= Exercise aim =
The entries below should be output exactly as written.

= Records for processing =
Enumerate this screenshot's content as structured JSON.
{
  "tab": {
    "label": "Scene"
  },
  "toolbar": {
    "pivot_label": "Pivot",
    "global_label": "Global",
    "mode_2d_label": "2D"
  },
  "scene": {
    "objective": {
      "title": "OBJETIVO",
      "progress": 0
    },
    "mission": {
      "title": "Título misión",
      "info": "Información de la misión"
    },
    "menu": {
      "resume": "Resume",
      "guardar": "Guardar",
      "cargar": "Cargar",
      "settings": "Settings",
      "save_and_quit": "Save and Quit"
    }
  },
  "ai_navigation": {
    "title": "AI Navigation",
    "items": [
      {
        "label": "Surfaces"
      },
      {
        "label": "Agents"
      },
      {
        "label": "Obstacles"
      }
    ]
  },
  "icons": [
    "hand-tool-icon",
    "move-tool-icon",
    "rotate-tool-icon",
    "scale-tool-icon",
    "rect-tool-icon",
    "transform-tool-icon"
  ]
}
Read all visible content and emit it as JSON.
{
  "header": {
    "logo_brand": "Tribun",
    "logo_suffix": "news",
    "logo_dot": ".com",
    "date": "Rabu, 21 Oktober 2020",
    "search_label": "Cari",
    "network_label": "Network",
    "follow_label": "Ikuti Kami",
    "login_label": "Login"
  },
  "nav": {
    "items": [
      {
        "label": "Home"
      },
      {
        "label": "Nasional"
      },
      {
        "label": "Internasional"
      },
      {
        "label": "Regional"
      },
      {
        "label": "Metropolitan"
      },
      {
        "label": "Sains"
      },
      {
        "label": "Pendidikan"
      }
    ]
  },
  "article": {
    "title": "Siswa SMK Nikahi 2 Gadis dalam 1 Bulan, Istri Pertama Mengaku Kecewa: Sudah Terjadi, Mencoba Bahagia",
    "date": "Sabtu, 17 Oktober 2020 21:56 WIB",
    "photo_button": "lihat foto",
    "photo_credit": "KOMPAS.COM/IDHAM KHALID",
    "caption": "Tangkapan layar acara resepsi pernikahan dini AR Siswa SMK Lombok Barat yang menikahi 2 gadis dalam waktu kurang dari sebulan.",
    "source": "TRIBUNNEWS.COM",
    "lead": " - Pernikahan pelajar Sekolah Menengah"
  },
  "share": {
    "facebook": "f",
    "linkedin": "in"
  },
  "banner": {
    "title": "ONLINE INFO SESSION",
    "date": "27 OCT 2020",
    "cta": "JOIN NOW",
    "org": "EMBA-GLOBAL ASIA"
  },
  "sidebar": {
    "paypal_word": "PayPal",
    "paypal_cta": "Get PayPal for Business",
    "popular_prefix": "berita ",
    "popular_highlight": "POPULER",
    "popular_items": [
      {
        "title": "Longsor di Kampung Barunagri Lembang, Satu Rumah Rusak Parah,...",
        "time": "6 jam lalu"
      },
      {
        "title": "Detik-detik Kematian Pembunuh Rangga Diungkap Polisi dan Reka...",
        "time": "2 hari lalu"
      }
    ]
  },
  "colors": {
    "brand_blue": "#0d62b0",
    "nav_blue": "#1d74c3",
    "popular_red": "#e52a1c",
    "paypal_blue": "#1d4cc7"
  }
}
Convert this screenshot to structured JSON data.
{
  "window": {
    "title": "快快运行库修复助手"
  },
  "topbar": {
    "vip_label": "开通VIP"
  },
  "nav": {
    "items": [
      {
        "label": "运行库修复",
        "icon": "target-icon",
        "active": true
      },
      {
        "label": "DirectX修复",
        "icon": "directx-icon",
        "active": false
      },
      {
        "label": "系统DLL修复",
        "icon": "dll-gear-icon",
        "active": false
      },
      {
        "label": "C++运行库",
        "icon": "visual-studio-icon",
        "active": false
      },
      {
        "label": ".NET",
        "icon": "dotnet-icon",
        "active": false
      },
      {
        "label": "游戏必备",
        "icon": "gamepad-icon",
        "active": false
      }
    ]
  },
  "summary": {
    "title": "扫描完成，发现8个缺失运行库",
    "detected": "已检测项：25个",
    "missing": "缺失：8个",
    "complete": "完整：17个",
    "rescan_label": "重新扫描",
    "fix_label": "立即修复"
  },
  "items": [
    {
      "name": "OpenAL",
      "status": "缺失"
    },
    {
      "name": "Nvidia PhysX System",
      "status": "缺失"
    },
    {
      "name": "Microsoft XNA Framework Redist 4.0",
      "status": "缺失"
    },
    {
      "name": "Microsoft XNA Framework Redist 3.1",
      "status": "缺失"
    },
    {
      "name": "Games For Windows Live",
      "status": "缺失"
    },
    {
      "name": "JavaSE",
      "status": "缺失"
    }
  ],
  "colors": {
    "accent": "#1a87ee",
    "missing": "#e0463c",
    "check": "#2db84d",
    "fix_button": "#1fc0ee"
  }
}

= Your solution =
Enumerate this screenshot's content as structured JSON.
{
  "tab": {
    "label": "Scene"
  },
  "toolbar": {
    "pivot_label": "Pivot",
    "global_label": "Global",
    "mode_2d_label": "2D"
  },
  "scene": {
    "objective": {
      "title": "OBJETIVO",
      "progress": 0
    },
    "mission": {
      "title": "Título misión",
      "info": "Información de la misión"
    },
    "menu": {
      "resume": "Resume",
      "guardar": "Guardar",
      "cargar": "Cargar",
      "settings": "Settings",
      "save_and_quit": "Save and Quit"
    }
  },
  "ai_navigation": {
    "title": "AI Navigation",
    "items": [
      {
        "label": "Surfaces"
      },
      {
        "label": "Agents"
      },
      {
        "label": "Obstacles"
      }
    ]
  },
  "icons": [
    "hand-tool-icon",
    "move-tool-icon",
    "rotate-tool-icon",
    "scale-tool-icon",
    "rect-tool-icon",
    "transform-tool-icon"
  ]
}
Read all visible content and emit it as JSON.
{
  "header": {
    "logo_brand": "Tribun",
    "logo_suffix": "news",
    "logo_dot": ".com",
    "date": "Rabu, 21 Oktober 2020",
    "search_label": "Cari",
    "network_label": "Network",
    "follow_label": "Ikuti Kami",
    "login_label": "Login"
  },
  "nav": {
    "items": [
      {
        "label": "Home"
      },
      {
        "label": "Nasional"
      },
      {
        "label": "Internasional"
      },
      {
        "label": "Regional"
      },
      {
        "label": "Metropolitan"
      },
      {
        "label": "Sains"
      },
      {
        "label": "Pendidikan"
      }
    ]
  },
  "article": {
    "title": "Siswa SMK Nikahi 2 Gadis dalam 1 Bulan, Istri Pertama Mengaku Kecewa: Sudah Terjadi, Mencoba Bahagia",
    "date": "Sabtu, 17 Oktober 2020 21:56 WIB",
    "photo_button": "lihat foto",
    "photo_credit": "KOMPAS.COM/IDHAM KHALID",
    "caption": "Tangkapan layar acara resepsi pernikahan dini AR Siswa SMK Lombok Barat yang menikahi 2 gadis dalam waktu kurang dari sebulan.",
    "source": "TRIBUNNEWS.COM",
    "lead": " - Pernikahan pelajar Sekolah Menengah"
  },
  "share": {
    "facebook": "f",
    "linkedin": "in"
  },
  "banner": {
    "title": "ONLINE INFO SESSION",
    "date": "27 OCT 2020",
    "cta": "JOIN NOW",
    "org": "EMBA-GLOBAL ASIA"
  },
  "sidebar": {
    "paypal_word": "PayPal",
    "paypal_cta": "Get PayPal for Business",
    "popular_prefix": "berita ",
    "popular_highlight": "POPULER",
    "popular_items": [
      {
        "title": "Longsor di Kampung Barunagri Lembang, Satu Rumah Rusak Parah,...",
        "time": "6 jam lalu"
      },
      {
        "title": "Detik-detik Kematian Pembunuh Rangga Diungkap Polisi dan Reka...",
        "time": "2 hari lalu"
      }
    ]
  },
  "colors": {
    "brand_blue": "#0d62b0",
    "nav_blue": "#1d74c3",
    "popular_red": "#e52a1c",
    "paypal_blue": "#1d4cc7"
  }
}
Convert this screenshot to structured JSON data.
{
  "window": {
    "title": "快快运行库修复助手"
  },
  "topbar": {
    "vip_label": "开通VIP"
  },
  "nav": {
    "items": [
      {
        "label": "运行库修复",
        "icon": "target-icon",
        "active": true
      },
      {
        "label": "DirectX修复",
        "icon": "directx-icon",
        "active": false
      },
      {
        "label": "系统DLL修复",
        "icon": "dll-gear-icon",
        "active": false
      },
      {
        "label": "C++运行库",
        "icon": "visual-studio-icon",
        "active": false
      },
      {
        "label": ".NET",
        "icon": "dotnet-icon",
        "active": false
      },
      {
        "label": "游戏必备",
        "icon": "gamepad-icon",
        "active": false
      }
    ]
  },
  "summary": {
    "title": "扫描完成，发现8个缺失运行库",
    "detected": "已检测项：25个",
    "missing": "缺失：8个",
    "complete": "完整：17个",
    "rescan_label": "重新扫描",
    "fix_label": "立即修复"
  },
  "items": [
    {
      "name": "OpenAL",
      "status": "缺失"
    },
    {
      "name": "Nvidia PhysX System",
      "status": "缺失"
    },
    {
      "name": "Microsoft XNA Framework Redist 4.0",
      "status": "缺失"
    },
    {
      "name": "Microsoft XNA Framework Redist 3.1",
      "status": "缺失"
    },
    {
      "name": "Games For Windows Live",
      "status": "缺失"
    },
    {
      "name": "JavaSE",
      "status": "缺失"
    }
  ],
  "colors": {
    "accent": "#1a87ee",
    "missing": "#e0463c",
    "check": "#2db84d",
    "fix_button": "#1fc0ee"
  }
}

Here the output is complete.